This week has been a bit of a busy one, and I've been unable to make good blogging time except for the most important and time-sensitive of posts. As such, astute and seasoned readers may well have believed me to have forgotten a pair of required updates. Rest assured, I have not, and it was only a matter of time that I would make it to them. Specifically, now.
Our dual-update comes courtesy of Threadless, which is one of my favorite places to update from, since it is not subject to the brief lifespans that so many other sites have. Though in these cases, we may be seeing some artificially created limited-time runs. Boom Box, for example, is already selling quickly. It's not too surprising why: from a pure popularity standpoint, anything with anything Mario on it will sell well. The populace is unable to appreciate anything unfamiliar. But we've already gone over this: the piece is far more than its reference, and is a model for how to work with a reference and still create something original and artful. Alexmdc sells himself here, where most people just sell a popular product and reap the rewards. Not only is the art itself skillful and slick, but everything works together. The bomb with the boom box makes sense. The sheer 80s glory in every element works perfectly (consider the high-tops, the boom box, the Say Anything pose). The colors are brilliant (I'd buy almost anything on this shirt blank). It is a complete concept. A "lesser" character from a popular universe is used here, meaning it was selected for its appropriateness in the concept, not for its saleability, as well as making it far more wearable to the uninitiated viewer.
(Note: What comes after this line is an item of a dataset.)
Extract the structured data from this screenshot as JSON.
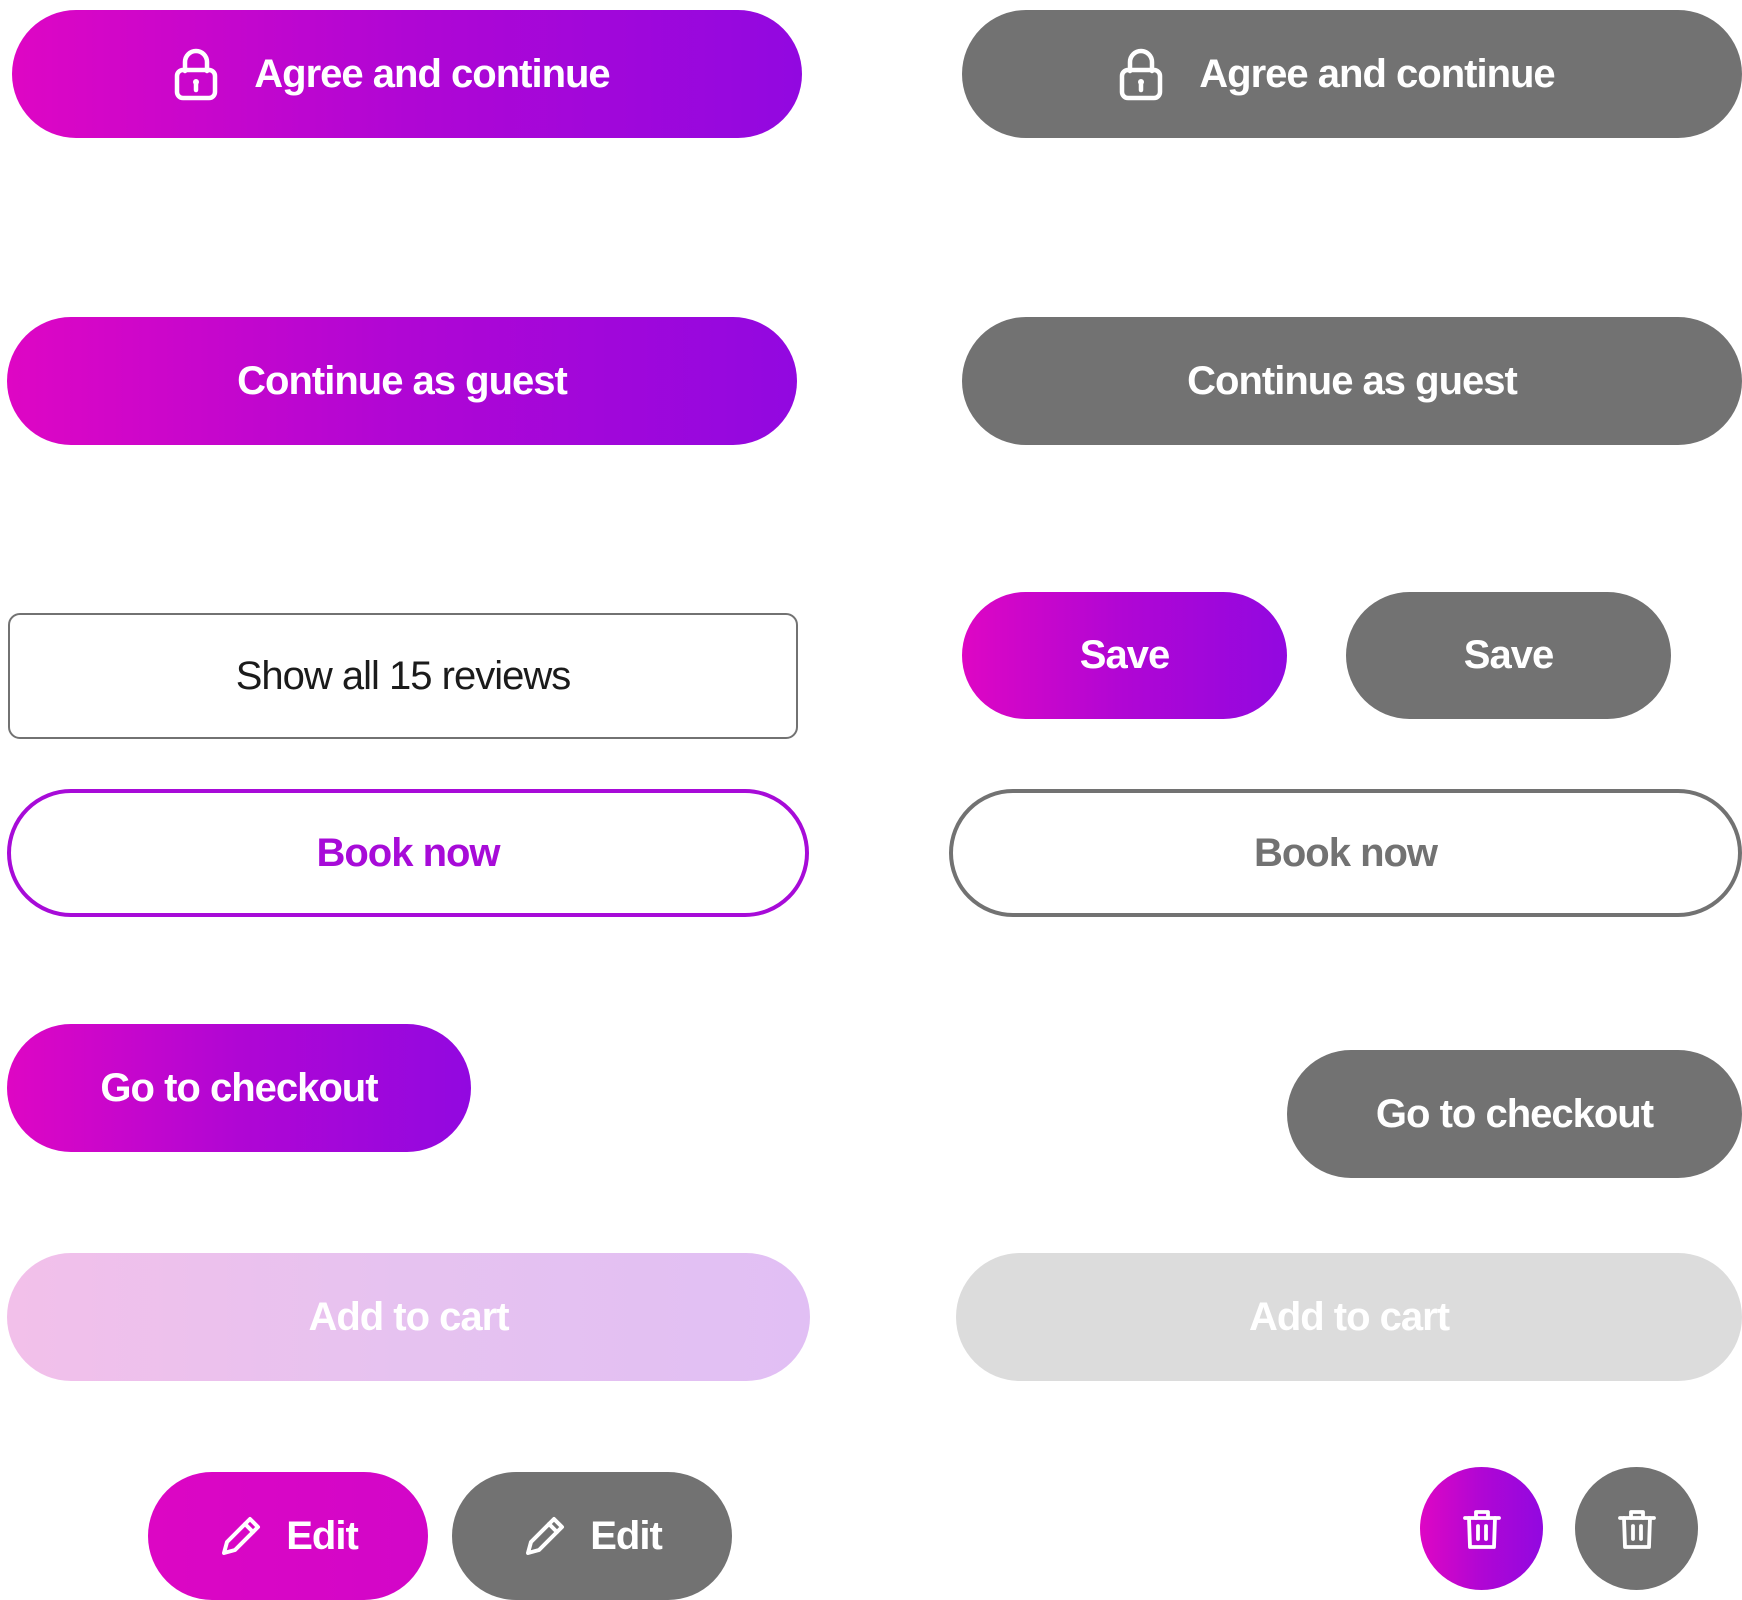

This is more than just a gaming shirt, and that's why it works so well.
In stark contrast, we see joaolauro's
"The Cat Who Mistook His Wife (and the Kids, and the Furniture and Even the Parrot) for a Hat." While the title is its own reference, classic psychology texts don't often reap the same rewards as pop culture. It's further hindered by a lilac blank: I'd argue it looks hot as hell, but I'm sure plenty of people will be tentative anyway. And while cuteness is always a good sales mechanism, the sheer oddness of this piece makes it less apt to be effective: if people love the familiar, the odd is far too difficult for them to even try and appreciate. It seems Threadless knows this, as it seems to be a bit less stocked than the average tee would debut at, but the smaller stock will likely mean a speedy depletion as well. The elements that make this a harder sell for the sheep will almost certainly make it a must own for others, and considering the spring sale looming ahead of us sometime in the coming month or so, it could be a smart investment to grab one now now now anyway. It's certainly worth it: the concept is pretty hilarious and adorable all in one, and the style is no less charming. It's an overall great tee and in many ways very unique among the masses, so if you're interested, I'd definitely keep tabs on it just as closely as the far more populist Boom Box.